Graphics - Well, of course II is better than I, but not really by much.  The basics of the graphics aren’t nearly as good as say, some of the MMO games on the market, but they really don’t have to be.  You don’t need a detailed facial profile of every villager that you have to tell them where to farm, where to chop down a tree, or where to fight.  The buildings are pretty good for a PC game that is really detailed when it comes to game play, and each time you hit another “age”, your buildings will all change accordingly.  The terrain and the other aspects of the game are pretty well designed so that you can easily determine what things are.  Overall, I would give the graphics of the Age of Empires PC games I and II a 3.5 out of 5.

Interface - The game’s interface is really easy to learn.  You pretty much click on a building and then you see your options in picture form in front of you.  When you mouse over the pictures, a description pops up of what that button will do and what it takes to do it (such as 100 food or 100 wood).  As you progress through the game, you will learn to use the “Diplomacy” button to make friends, or enemies, with other villagers in the game.  These are usually played by the computer, and you can choose how many there will be in free play mode, and in story mode, there will be a set number.   Overall, I would give the interface of Age of Empires PC games I and II a 5 out of 5 just because it is so easy to use.
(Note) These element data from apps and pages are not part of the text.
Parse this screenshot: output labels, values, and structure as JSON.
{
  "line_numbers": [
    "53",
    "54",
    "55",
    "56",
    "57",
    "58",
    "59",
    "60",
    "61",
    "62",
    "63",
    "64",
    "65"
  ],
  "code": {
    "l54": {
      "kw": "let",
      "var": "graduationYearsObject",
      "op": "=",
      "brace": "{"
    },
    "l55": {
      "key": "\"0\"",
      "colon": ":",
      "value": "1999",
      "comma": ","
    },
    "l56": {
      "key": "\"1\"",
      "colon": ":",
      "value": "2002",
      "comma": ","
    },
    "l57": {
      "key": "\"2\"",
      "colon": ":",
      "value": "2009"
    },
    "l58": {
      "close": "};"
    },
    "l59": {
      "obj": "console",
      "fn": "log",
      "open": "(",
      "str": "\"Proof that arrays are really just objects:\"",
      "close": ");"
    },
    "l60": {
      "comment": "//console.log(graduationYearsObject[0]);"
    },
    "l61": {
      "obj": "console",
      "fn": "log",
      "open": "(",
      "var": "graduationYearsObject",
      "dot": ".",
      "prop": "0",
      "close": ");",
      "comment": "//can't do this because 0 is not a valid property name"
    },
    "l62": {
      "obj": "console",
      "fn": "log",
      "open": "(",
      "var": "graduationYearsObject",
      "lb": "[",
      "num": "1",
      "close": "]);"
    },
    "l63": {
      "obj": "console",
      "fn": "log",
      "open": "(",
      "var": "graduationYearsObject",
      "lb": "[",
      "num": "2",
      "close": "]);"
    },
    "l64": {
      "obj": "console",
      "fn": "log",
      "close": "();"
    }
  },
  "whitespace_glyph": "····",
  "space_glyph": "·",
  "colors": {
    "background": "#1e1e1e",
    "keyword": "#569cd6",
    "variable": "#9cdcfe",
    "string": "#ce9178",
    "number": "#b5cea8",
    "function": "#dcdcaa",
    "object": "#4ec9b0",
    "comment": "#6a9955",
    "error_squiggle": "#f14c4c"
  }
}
Game Basics - The basics of the game is this: build up your village, progress through the ages, build a Wonder of the world, and win.  Sounds easy right?  Well, it’s not as easy as it sounds.  During your play (in either mode), you will have to create individual villagers and military members.  For every 5 people (including military, ships, and trade carts), you will have to have at least 1 house.  As you progress through the ages, the number of villagers increases per house, but not by much.  Now, as you gain villagers, you have to assign them jobs.  You need some to gather, hunt, or farm food, some to chop wood, some to mine stone, some to mine gold, and some to build and repair buildings.  Now, you have to make sure that you have plenty of each item (food, wood, stone, and gold), as each different action takes some of each item.  For example, you have to have 50 food to create 1 villager, 35-65 wood to create 1 house, and so on.  Gaining military members will take more resources along with your food, such as wood, stone, or gold.  You will need to put equal villagers on gathering different materials in the game so that you will always have more coming in.  You will also need to stockpile food and other resources to move up to the next age.

There are so many different aspects to the different modes that you can play in.  Free play mode is pretty self-explanatory, you play until one of the different peoples win.  In the story modes, or campaigns, you will be fighting against a set group and you will have a specific goal.  These range from simply building certain things first, killing out a tribe, or holding your land against an invasion.  There are so many different campaigns that I even haven’t beaten them all yet and I’ve had both versions (I and II) for over a year.  So, there is plenty in the game itself to keep you busy and keep you interested in playing.

Overall, I give both the versions of Age of Empires I and II a solid 4 out of 5 due to the fact that the game itself is easy to learn, but still hard enough that it will challenge players for a long period of time.